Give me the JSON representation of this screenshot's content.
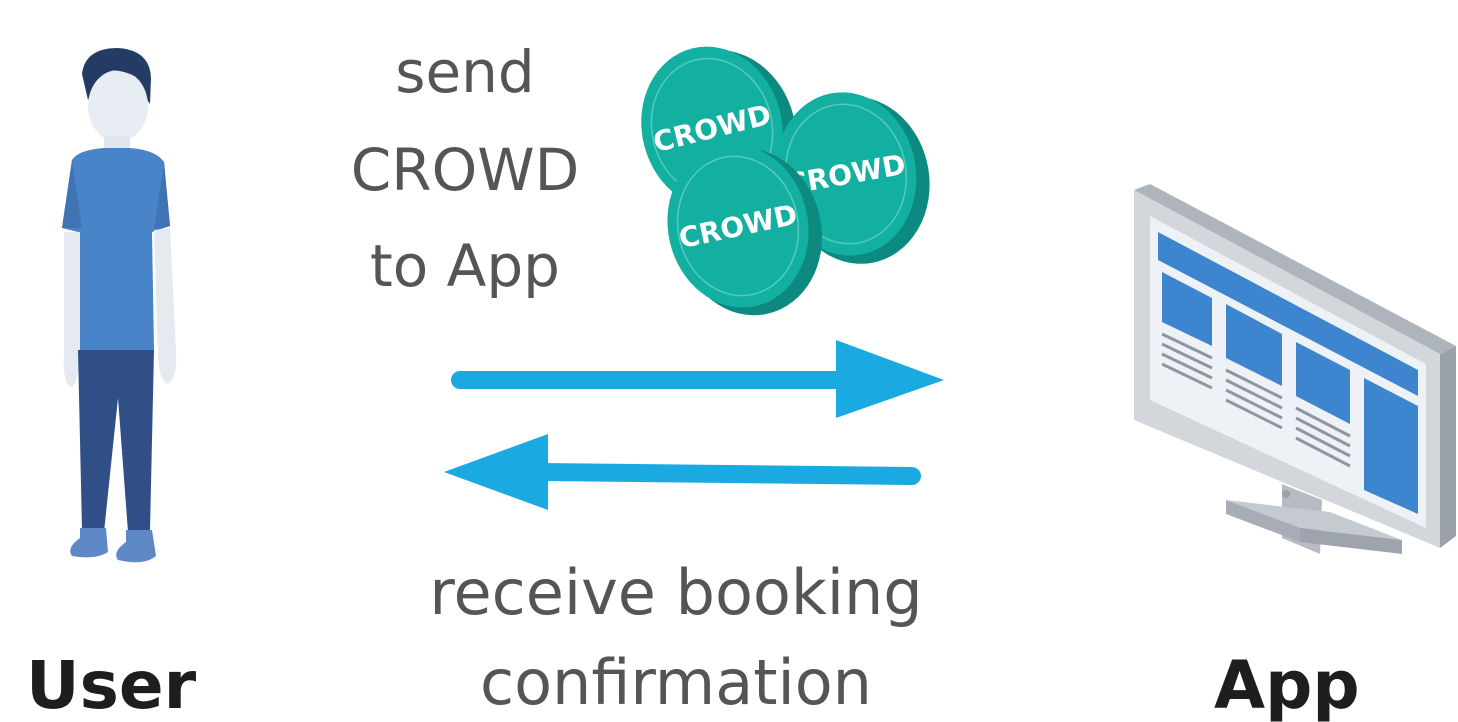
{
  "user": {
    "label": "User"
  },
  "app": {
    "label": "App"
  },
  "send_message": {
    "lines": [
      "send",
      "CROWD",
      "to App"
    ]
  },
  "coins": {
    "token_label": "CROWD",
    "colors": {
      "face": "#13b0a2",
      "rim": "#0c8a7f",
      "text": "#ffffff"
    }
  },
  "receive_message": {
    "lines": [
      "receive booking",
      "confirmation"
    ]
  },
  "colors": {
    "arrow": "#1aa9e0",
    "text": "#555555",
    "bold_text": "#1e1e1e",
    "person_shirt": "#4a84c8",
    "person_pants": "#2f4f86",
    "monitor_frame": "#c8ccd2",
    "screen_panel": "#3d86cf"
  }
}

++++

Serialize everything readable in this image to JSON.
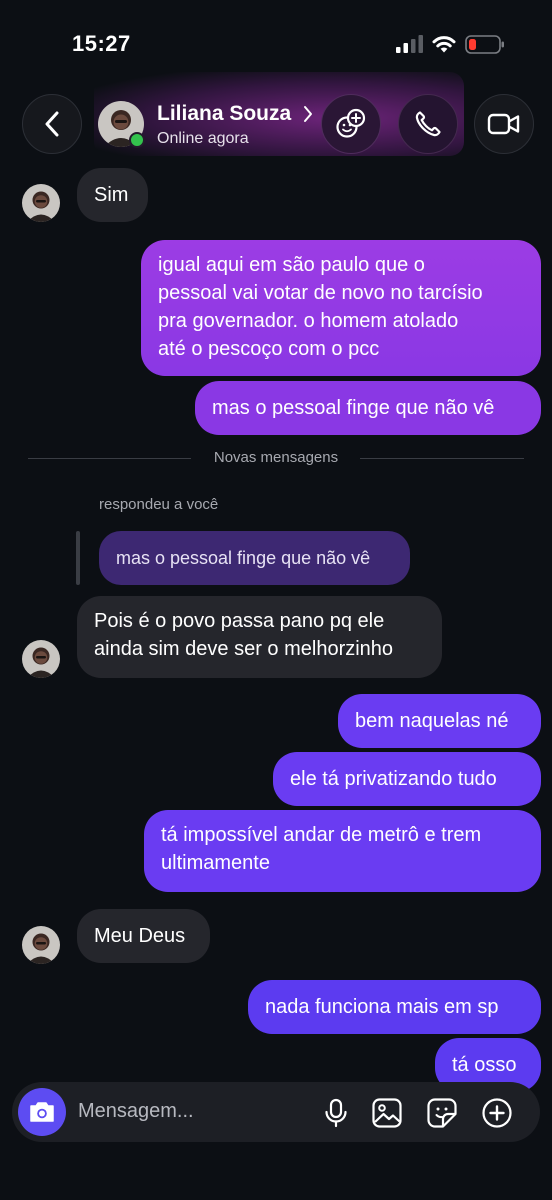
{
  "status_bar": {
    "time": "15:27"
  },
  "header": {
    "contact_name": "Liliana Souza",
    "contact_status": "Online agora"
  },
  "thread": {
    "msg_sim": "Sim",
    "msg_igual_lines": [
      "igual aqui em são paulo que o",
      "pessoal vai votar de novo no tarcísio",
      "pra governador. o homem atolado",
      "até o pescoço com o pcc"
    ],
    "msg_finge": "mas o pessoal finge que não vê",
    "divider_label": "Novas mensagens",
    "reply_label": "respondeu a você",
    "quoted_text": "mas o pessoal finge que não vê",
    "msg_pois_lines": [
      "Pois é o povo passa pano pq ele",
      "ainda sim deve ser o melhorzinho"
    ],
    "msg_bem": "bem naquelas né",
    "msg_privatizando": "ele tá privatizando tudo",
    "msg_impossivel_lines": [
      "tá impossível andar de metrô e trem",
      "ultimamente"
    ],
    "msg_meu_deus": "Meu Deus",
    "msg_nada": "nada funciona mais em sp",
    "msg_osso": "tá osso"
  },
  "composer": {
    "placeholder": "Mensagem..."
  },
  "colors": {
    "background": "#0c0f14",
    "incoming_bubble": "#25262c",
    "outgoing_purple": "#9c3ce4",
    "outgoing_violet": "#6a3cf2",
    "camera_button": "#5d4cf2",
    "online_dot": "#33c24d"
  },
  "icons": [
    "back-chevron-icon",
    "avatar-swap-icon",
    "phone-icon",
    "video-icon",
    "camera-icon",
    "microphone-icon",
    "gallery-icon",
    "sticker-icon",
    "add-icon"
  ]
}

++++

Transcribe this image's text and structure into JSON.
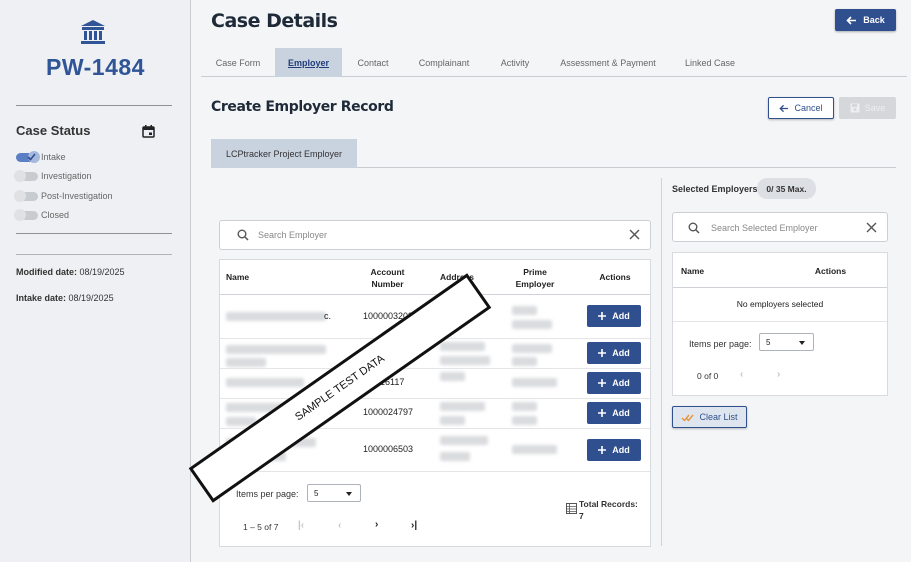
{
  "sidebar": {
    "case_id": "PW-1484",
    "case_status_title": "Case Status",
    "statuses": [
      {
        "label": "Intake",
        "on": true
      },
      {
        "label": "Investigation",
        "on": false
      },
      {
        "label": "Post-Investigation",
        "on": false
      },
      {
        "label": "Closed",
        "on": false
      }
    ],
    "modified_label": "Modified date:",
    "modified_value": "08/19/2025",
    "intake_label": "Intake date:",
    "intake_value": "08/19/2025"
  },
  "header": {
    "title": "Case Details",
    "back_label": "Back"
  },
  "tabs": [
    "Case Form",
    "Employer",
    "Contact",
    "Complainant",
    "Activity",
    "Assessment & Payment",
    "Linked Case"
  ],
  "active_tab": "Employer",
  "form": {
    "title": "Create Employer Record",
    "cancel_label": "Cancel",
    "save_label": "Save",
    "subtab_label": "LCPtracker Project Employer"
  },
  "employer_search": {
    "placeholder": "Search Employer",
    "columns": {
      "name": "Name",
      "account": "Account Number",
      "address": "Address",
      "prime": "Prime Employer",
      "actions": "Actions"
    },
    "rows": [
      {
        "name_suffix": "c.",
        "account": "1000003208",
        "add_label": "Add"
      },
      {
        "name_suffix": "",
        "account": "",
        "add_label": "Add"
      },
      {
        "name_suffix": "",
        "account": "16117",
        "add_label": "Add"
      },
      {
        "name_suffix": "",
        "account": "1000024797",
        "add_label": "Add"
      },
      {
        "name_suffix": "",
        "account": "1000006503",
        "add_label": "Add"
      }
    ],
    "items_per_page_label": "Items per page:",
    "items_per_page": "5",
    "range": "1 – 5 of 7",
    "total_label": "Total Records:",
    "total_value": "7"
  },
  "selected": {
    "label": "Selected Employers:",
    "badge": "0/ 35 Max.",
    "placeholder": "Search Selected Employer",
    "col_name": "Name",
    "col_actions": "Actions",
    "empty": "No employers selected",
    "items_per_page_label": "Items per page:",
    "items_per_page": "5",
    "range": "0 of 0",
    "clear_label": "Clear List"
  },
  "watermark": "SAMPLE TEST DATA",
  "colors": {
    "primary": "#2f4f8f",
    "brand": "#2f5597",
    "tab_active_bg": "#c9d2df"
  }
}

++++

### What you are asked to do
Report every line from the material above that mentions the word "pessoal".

### Result of the task
      "pessoal vai votar de novo no tarcísio",
    "msg_finge": "mas o pessoal finge que não vê",
    "quoted_text": "mas o pessoal finge que não vê",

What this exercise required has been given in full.